"It's fairly common that we take out very enlarged tonsils, but Justin's were the biggest that I had ever removed," said Dr. Tyler Grindal, an otolaryngologist who performed Werner's surgery. "Prior to surgery, we knew they were very enlarged, but it wasn't until he was under anesthesia that I could really appreciate just how big they were."

Tonsils are composed of tissue and they're similar to lymph nodes or glands found in the neck. When enlarged, they can cause breathing problems, sleep apnea and pain.

The condition is considered chronic if a person suffers three episodes of tonsillitis every year for three years, or seven episodes in one year.

As for Werner, he said quality of life improved right away.

"The change was immediate," he said. "I can breathe and sleep so much better."

Copyright 2011 ABC News Radio

Tuesday
Feb012011

Children Often Gain Weight After Getting Tonsils Removed

Photo Courtesy - Getty Images(ST. LOUIS, M.O.) - Although food consumption is often limited immediately after getting a tonsillectomy, new research suggests that children who get their tonsils removed often gain weight.

According to WebMD, researchers at Saint Louis University found that children who get their tonsils removed gained more weight than was normal.

"About 30 to 50 percent of this generation of children is overweight so anything that can exacerbate that should be looked at very closely," Dr. Anita Jeyakumar, a pediatric otolaryngologist at Saint Louis University Medical School, told WebMD.

Over the course of the study, 795 children were monitored for weight gain after surgery using different methods of weight measurement. In one group, where Body Mass Index (BMI) was used to judge weight gain, it was found that those who had their tonsils removed saw a seven-percent increase in their BMI after surgery, 3.6 percent above the control group.

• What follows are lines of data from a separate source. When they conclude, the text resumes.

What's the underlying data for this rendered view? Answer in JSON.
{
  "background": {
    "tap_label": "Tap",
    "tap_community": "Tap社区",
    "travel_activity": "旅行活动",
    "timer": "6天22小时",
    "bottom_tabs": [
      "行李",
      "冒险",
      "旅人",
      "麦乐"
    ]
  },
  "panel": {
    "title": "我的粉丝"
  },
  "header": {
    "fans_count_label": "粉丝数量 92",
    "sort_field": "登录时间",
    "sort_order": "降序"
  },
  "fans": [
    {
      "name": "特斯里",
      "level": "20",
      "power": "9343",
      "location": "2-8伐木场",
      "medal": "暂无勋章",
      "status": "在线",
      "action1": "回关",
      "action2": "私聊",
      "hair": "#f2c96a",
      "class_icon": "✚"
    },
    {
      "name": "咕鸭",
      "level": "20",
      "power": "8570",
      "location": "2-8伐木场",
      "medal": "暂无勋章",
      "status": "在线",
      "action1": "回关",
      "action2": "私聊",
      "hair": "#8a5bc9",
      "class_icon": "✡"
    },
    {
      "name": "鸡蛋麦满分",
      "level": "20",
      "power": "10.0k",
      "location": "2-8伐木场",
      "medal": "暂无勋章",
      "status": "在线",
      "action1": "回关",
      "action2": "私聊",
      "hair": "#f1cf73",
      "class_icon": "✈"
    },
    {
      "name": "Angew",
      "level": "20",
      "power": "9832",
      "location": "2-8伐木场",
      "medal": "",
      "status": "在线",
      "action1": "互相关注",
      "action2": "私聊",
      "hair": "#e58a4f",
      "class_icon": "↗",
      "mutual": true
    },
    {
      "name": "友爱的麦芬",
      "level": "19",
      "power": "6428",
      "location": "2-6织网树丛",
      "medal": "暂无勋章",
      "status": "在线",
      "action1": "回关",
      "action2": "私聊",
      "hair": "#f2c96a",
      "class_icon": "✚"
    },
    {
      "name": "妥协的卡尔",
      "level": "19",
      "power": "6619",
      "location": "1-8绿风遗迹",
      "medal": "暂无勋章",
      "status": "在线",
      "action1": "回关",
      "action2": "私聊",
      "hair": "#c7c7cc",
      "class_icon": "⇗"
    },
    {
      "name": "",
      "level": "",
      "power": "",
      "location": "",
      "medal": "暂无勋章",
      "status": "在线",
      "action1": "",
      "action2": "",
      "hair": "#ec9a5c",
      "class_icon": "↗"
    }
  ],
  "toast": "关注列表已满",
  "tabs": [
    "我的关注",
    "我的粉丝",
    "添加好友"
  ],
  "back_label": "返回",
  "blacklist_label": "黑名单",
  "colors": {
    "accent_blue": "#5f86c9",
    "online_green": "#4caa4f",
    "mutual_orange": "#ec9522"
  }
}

Jeyakumar and her colleagues determined that doctors should take more care in determining whether such a surgery in necessary, or whether other options may be available.

Copyright 2011 ABC News Radio







ABC News Radio